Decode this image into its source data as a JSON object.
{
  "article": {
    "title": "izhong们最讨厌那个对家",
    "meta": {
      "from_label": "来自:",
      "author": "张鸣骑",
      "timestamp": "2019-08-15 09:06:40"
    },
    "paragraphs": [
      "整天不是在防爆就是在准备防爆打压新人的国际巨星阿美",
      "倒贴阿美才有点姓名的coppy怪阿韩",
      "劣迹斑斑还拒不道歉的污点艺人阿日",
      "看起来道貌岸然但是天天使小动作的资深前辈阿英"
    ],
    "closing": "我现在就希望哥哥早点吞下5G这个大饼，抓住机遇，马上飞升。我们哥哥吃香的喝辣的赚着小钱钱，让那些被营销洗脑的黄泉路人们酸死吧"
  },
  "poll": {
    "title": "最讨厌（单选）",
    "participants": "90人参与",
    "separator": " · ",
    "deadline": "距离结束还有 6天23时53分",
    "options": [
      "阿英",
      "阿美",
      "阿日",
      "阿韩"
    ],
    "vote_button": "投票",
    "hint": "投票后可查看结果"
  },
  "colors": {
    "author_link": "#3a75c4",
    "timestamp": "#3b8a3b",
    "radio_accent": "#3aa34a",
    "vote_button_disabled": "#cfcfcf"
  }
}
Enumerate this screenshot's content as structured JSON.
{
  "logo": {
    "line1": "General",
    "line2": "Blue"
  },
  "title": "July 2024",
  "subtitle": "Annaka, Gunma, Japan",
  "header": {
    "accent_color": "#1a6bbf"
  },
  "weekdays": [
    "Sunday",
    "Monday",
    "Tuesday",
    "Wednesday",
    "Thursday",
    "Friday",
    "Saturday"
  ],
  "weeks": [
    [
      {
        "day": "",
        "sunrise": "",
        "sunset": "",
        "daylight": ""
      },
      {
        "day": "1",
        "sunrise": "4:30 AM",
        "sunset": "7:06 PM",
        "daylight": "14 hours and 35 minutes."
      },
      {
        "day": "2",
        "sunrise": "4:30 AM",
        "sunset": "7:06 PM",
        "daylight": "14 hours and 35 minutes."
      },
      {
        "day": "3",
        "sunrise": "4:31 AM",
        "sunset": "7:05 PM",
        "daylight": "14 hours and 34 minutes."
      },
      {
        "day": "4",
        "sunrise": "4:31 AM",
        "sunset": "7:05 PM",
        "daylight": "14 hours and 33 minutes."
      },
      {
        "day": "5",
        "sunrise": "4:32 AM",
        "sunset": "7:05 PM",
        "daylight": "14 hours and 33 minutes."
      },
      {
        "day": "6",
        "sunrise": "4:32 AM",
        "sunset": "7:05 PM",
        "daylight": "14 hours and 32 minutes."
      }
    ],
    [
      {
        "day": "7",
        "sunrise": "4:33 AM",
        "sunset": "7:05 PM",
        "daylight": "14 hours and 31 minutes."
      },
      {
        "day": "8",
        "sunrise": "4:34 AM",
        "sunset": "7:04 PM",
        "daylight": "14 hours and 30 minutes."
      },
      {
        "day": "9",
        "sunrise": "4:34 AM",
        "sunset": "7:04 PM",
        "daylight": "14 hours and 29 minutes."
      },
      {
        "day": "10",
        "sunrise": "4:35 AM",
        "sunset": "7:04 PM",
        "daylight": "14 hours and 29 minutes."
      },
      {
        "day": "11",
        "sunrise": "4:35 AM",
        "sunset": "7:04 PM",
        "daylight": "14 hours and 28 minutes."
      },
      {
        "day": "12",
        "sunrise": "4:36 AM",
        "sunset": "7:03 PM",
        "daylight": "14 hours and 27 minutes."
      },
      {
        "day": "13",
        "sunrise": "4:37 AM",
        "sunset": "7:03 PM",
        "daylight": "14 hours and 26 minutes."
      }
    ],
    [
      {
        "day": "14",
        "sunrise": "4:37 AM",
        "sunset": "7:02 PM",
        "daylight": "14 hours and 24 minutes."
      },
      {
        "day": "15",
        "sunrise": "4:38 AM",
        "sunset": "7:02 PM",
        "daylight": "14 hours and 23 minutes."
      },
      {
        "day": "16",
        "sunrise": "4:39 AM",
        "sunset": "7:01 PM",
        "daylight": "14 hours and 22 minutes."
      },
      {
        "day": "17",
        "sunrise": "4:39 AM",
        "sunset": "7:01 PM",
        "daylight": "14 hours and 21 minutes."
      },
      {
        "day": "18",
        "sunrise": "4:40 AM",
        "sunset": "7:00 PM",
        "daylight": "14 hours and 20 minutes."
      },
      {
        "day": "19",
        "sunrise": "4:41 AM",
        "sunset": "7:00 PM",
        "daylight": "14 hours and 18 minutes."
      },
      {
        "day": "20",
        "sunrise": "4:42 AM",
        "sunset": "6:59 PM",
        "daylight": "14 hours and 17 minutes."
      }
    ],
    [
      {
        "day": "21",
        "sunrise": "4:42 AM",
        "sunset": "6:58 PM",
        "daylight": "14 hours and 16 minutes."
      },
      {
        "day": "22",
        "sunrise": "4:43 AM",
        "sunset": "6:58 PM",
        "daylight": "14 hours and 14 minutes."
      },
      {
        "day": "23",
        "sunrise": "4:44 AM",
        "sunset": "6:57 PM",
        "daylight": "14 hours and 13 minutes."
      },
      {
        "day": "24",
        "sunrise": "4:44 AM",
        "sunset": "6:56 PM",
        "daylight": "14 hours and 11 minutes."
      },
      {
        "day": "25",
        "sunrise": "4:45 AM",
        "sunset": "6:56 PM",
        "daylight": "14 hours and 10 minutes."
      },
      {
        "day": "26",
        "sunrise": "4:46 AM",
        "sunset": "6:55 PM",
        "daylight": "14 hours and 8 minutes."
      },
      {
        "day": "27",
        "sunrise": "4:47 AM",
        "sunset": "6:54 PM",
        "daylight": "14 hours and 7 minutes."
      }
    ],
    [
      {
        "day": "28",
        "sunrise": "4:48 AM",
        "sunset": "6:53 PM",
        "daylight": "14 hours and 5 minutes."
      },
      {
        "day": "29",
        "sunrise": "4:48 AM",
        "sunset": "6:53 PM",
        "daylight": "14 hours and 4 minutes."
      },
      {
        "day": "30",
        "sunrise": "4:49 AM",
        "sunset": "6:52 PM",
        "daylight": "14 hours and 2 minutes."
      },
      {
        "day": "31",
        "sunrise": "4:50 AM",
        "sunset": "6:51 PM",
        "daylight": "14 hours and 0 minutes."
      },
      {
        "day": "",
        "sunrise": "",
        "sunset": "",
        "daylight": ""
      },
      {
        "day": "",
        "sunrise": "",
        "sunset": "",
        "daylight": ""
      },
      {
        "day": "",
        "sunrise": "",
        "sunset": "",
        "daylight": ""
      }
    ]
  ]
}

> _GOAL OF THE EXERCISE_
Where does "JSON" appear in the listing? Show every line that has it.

> _EXERCISE RESULT_
Decode this image into its source data as a JSON object.
Enumerate this screenshot's content as structured JSON.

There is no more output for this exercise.